Lotteries are forms of gambling in which participants attempt to win money or goods by matching random-generated numbers with those drawn at random. Some governments outlaw lottery, while others embrace it and organize state or national lotteries as a means of encouraging civic participation and raising funds for various causes. Government regulation oversees operations of lottery systems while many states also maintain lottery divisions to select retailers, train retail employees to use terminals and redeem winning tickets, pay prize amounts and ensure compliance with state law.

Drawing lots to make decisions or determine fates has a long tradition dating back to Biblical times, with several accounts occurring within its pages. While modern public lotteries that award money prizes have more recently emerged and become widely popular across nations. Lotteries first used publicly with money prizes were likely first operated publicly as far back as 1476 by the d’Este family of Modena for municipal or charitable fundraising efforts.

State governments promote lotteries as a source of “painless” revenue: players voluntarily spend their money, while the state collects taxes without creating additional burdens on its population. Once established, lotteries enjoy strong public support: over 60% of adults play at least once annually in states that operate a lottery.

State-sponsored lotteries first emerged in the US during 1776 when Benjamin Franklin used lotteries to raise money for cannons to defend Philadelphia against British invasion during the American Revolution.

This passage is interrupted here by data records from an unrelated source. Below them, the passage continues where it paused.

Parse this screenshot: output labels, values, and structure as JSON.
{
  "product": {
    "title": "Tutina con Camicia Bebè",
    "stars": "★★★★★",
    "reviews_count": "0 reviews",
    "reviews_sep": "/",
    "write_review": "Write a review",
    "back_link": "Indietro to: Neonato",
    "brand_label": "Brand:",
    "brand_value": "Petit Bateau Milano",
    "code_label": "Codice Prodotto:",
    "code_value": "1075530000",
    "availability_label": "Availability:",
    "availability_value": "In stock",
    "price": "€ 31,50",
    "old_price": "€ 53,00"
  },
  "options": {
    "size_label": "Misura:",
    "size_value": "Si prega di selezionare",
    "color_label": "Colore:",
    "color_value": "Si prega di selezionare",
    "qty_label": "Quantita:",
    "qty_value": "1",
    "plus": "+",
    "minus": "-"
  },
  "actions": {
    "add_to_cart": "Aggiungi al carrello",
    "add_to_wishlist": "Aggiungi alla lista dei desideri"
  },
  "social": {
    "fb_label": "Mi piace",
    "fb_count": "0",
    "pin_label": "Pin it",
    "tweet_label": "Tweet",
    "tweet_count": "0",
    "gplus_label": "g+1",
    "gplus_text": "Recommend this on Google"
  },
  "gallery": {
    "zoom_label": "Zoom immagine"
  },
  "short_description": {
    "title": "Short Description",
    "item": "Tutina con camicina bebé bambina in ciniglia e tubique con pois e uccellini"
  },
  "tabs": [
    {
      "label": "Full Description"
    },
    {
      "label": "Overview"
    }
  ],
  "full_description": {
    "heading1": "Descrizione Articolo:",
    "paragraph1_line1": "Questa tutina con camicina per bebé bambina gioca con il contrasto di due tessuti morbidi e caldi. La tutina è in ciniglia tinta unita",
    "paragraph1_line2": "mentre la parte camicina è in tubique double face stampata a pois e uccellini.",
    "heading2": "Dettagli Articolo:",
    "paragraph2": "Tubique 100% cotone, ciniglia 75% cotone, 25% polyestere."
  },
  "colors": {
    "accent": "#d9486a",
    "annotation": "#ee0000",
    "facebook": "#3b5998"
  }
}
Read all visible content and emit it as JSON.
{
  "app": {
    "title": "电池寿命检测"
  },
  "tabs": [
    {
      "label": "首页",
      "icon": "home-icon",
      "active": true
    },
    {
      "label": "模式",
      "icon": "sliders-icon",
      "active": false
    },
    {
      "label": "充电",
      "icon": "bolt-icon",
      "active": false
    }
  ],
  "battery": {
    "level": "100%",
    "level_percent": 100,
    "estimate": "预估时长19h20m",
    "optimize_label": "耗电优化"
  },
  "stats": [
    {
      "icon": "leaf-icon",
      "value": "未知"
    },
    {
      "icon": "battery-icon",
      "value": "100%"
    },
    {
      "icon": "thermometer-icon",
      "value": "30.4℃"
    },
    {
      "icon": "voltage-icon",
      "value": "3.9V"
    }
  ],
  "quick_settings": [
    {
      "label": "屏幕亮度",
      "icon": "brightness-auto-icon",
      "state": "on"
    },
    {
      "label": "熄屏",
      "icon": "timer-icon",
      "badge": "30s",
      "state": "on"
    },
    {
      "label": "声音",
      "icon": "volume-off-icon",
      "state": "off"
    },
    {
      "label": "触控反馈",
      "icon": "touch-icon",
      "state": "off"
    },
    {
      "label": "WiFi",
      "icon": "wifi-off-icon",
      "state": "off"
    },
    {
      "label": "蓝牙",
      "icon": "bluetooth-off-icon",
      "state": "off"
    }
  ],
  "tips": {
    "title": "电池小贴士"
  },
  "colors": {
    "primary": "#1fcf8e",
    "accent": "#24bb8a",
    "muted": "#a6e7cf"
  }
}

By 1800, lotteries had become widely used by governments and licensed promoters as an easy means of funding projects such as building the British Museum and bridge repairs; their popularity even persisted during American Independence War itself until 1826 when they were banned altogether, providing funds for various civic activities from buying land to providing weapons against British invaders.

Lotterie games provide prizes in various amounts that vary widely depending on ticket sales and matching random selections. Some state-sponsored lotteries provide one large prize while others may award multiple smaller ones; prize pools may even include portions of sales profits as well as costs related to promotion.

Private and commercial lotteries provide an alternative to state-sponsored lotteries by operating without taxes on profits, allowing for larger prize amounts. Furthermore, these private/commercial operations can sell tickets to people not living within their state of operation whereas state-sponsored lotteries must abide by residency requirements – leading some states to limit the number of lottery licenses given out exclusively for commercial/private operations.